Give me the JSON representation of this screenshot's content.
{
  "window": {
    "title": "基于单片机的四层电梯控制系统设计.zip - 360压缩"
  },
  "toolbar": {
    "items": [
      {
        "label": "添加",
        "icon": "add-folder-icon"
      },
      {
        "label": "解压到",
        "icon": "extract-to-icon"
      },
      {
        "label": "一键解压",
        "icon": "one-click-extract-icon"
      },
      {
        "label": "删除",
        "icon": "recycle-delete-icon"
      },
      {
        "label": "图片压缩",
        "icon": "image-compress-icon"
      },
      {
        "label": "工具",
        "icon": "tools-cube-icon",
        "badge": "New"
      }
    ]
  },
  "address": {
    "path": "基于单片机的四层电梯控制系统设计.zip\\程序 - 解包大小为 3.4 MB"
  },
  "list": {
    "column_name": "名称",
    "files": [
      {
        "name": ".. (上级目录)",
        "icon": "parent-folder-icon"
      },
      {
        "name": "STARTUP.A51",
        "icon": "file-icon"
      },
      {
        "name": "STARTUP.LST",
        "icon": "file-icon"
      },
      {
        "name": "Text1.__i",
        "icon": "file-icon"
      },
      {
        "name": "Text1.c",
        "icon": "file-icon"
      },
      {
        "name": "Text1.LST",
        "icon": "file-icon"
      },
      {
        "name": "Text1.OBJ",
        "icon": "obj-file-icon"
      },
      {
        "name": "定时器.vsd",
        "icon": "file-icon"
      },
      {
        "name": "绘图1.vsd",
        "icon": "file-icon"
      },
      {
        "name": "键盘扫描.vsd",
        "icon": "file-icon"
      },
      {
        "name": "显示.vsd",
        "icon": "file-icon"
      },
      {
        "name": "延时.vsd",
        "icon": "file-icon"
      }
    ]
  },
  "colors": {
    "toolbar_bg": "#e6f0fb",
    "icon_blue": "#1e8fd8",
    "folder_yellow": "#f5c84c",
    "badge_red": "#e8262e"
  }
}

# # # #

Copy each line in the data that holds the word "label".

> SOLUTION TO THIS EXERCISE:
        "label": "添加",
        "label": "解压到",
        "label": "一键解压",
        "label": "删除",
        "label": "图片压缩",
        "label": "工具",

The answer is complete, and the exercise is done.